Stored dataset items
_ _ _ _ _ _ _

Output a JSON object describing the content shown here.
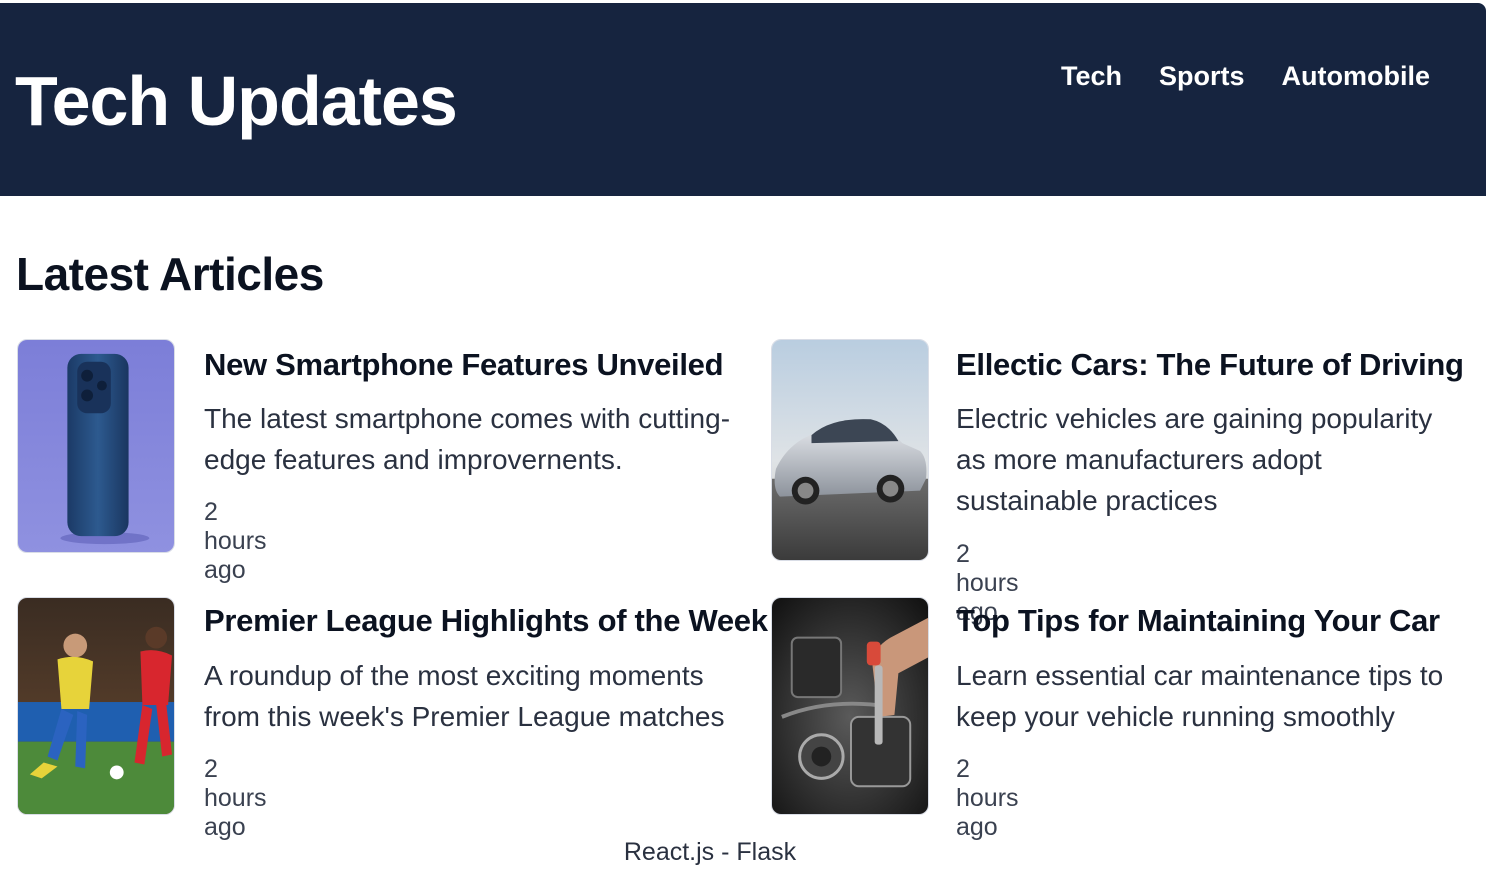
{
  "header": {
    "title": "Tech Updates",
    "nav": [
      "Tech",
      "Sports",
      "Automobile"
    ]
  },
  "main": {
    "section_title": "Latest Articles",
    "articles": [
      {
        "title": "New Smartphone Features Unveiled",
        "description": "The latest smartphone comes with cutting-edge features and improvernents.",
        "time": "2 hours ago",
        "image_icon": "smartphone-image"
      },
      {
        "title": "Ellectic Cars: The Future of Driving",
        "description": "Electric vehicles are gaining popularity as more manufacturers adopt sustainable practices",
        "time": "2 hours ago",
        "image_icon": "electric-car-image"
      },
      {
        "title": "Premier League Highlights of the Week",
        "description": "A roundup of the most exciting moments from this week's Premier League matches",
        "time": "2 hours ago",
        "image_icon": "football-players-image"
      },
      {
        "title": "Top Tips for Maintaining Your Car",
        "description": "Learn essential car maintenance tips to keep your vehicle running smoothly",
        "time": "2 hours ago",
        "image_icon": "car-engine-image"
      }
    ]
  },
  "footer": {
    "text": "React.js - Flask"
  },
  "colors": {
    "header_bg": "#16243f",
    "text": "#0b1220",
    "background": "#ffffff"
  }
}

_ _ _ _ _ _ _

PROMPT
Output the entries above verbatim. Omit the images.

TASK RESULT
Output a JSON object describing the content shown here.
{
  "header": {
    "title": "Tech Updates",
    "nav": [
      "Tech",
      "Sports",
      "Automobile"
    ]
  },
  "main": {
    "section_title": "Latest Articles",
    "articles": [
      {
        "title": "New Smartphone Features Unveiled",
        "description": "The latest smartphone comes with cutting-edge features and improvernents.",
        "time": "2 hours ago",
        "image_icon": "smartphone-image"
      },
      {
        "title": "Ellectic Cars: The Future of Driving",
        "description": "Electric vehicles are gaining popularity as more manufacturers adopt sustainable practices",
        "time": "2 hours ago",
        "image_icon": "electric-car-image"
      },
      {
        "title": "Premier League Highlights of the Week",
        "description": "A roundup of the most exciting moments from this week's Premier League matches",
        "time": "2 hours ago",
        "image_icon": "football-players-image"
      },
      {
        "title": "Top Tips for Maintaining Your Car",
        "description": "Learn essential car maintenance tips to keep your vehicle running smoothly",
        "time": "2 hours ago",
        "image_icon": "car-engine-image"
      }
    ]
  },
  "footer": {
    "text": "React.js - Flask"
  },
  "colors": {
    "header_bg": "#16243f",
    "text": "#0b1220",
    "background": "#ffffff"
  }
}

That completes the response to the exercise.